▶ [Required work]
Filter the listing so that only lines with the word "icon" remain.

▶ [The input]

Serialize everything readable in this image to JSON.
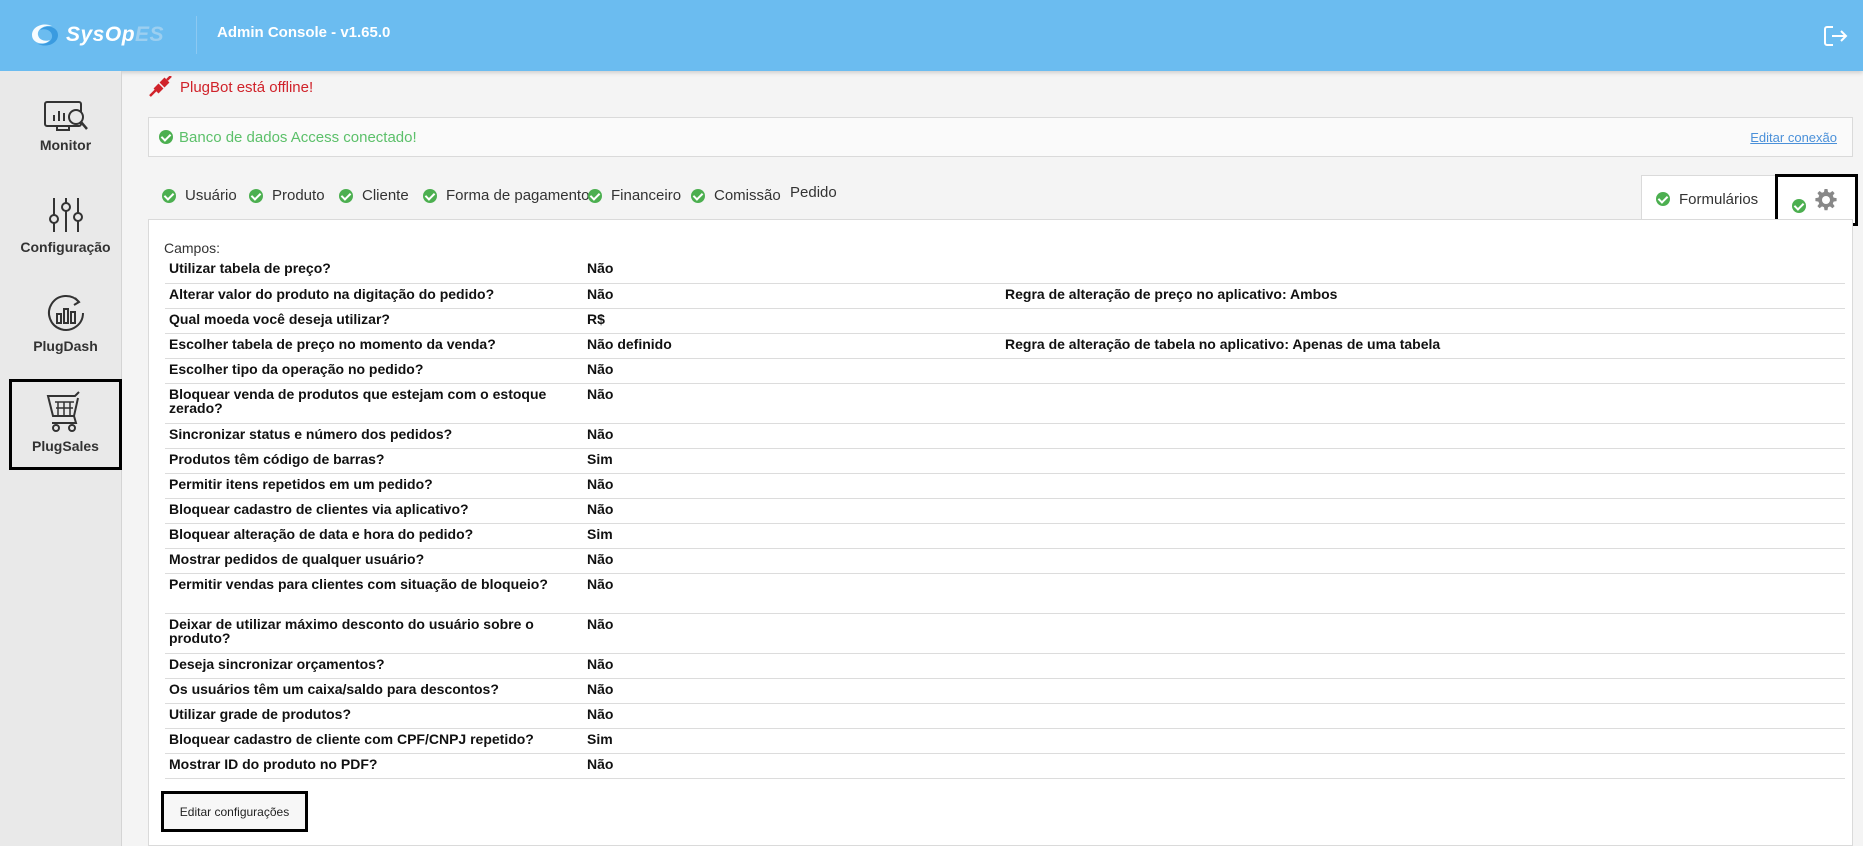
{
  "header": {
    "logo_text_main": "SysOp",
    "logo_text_suffix": "ES",
    "app_title": "Admin Console - v1.65.0"
  },
  "sidebar": {
    "items": [
      {
        "label": "Monitor",
        "icon": "monitor-chart-icon"
      },
      {
        "label": "Configuração",
        "icon": "sliders-icon"
      },
      {
        "label": "PlugDash",
        "icon": "dashboard-chart-icon"
      },
      {
        "label": "PlugSales",
        "icon": "shopping-cart-icon",
        "active": true
      }
    ]
  },
  "status": {
    "plugbot_offline": "PlugBot está offline!",
    "db_connected": "Banco de dados Access conectado!",
    "edit_connection": "Editar conexão"
  },
  "tabs": [
    {
      "label": "Usuário",
      "checked": true
    },
    {
      "label": "Produto",
      "checked": true
    },
    {
      "label": "Cliente",
      "checked": true
    },
    {
      "label": "Forma de pagamento",
      "checked": true
    },
    {
      "label": "Financeiro",
      "checked": true
    },
    {
      "label": "Comissão",
      "checked": true
    },
    {
      "label": "Pedido",
      "checked": false
    }
  ],
  "right_tab": {
    "label": "Formulários"
  },
  "content": {
    "campos_label": "Campos:",
    "rows": [
      {
        "q": "Utilizar tabela de preço?",
        "v": "Não",
        "extra": ""
      },
      {
        "q": "Alterar valor do produto na digitação do pedido?",
        "v": "Não",
        "extra": "Regra de alteração de preço no aplicativo: Ambos"
      },
      {
        "q": "Qual moeda você deseja utilizar?",
        "v": "R$",
        "extra": ""
      },
      {
        "q": "Escolher tabela de preço no momento da venda?",
        "v": "Não definido",
        "extra": "Regra de alteração de tabela no aplicativo: Apenas de uma tabela"
      },
      {
        "q": "Escolher tipo da operação no pedido?",
        "v": "Não",
        "extra": ""
      },
      {
        "q": "Bloquear venda de produtos que estejam com o estoque zerado?",
        "v": "Não",
        "extra": ""
      },
      {
        "q": "Sincronizar status e número dos pedidos?",
        "v": "Não",
        "extra": ""
      },
      {
        "q": "Produtos têm código de barras?",
        "v": "Sim",
        "extra": ""
      },
      {
        "q": "Permitir itens repetidos em um pedido?",
        "v": "Não",
        "extra": ""
      },
      {
        "q": "Bloquear cadastro de clientes via aplicativo?",
        "v": "Não",
        "extra": ""
      },
      {
        "q": "Bloquear alteração de data e hora do pedido?",
        "v": "Sim",
        "extra": ""
      },
      {
        "q": "Mostrar pedidos de qualquer usuário?",
        "v": "Não",
        "extra": ""
      },
      {
        "q": "Permitir vendas para clientes com situação de bloqueio?",
        "v": "Não",
        "extra": ""
      },
      {
        "q": "Deixar de utilizar máximo desconto do usuário sobre o produto?",
        "v": "Não",
        "extra": ""
      },
      {
        "q": "Deseja sincronizar orçamentos?",
        "v": "Não",
        "extra": ""
      },
      {
        "q": "Os usuários têm um caixa/saldo para descontos?",
        "v": "Não",
        "extra": ""
      },
      {
        "q": "Utilizar grade de produtos?",
        "v": "Não",
        "extra": ""
      },
      {
        "q": "Bloquear cadastro de cliente com CPF/CNPJ repetido?",
        "v": "Sim",
        "extra": ""
      },
      {
        "q": "Mostrar ID do produto no PDF?",
        "v": "Não",
        "extra": ""
      }
    ],
    "edit_button": "Editar configurações"
  },
  "colors": {
    "header": "#6bbcf0",
    "ok_green": "#4caf50",
    "offline_red": "#d0222a",
    "link_blue": "#4a90d9"
  }
}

▶ [Written response]
        "icon": "monitor-chart-icon"
        "icon": "sliders-icon"
        "icon": "dashboard-chart-icon"
        "icon": "shopping-cart-icon",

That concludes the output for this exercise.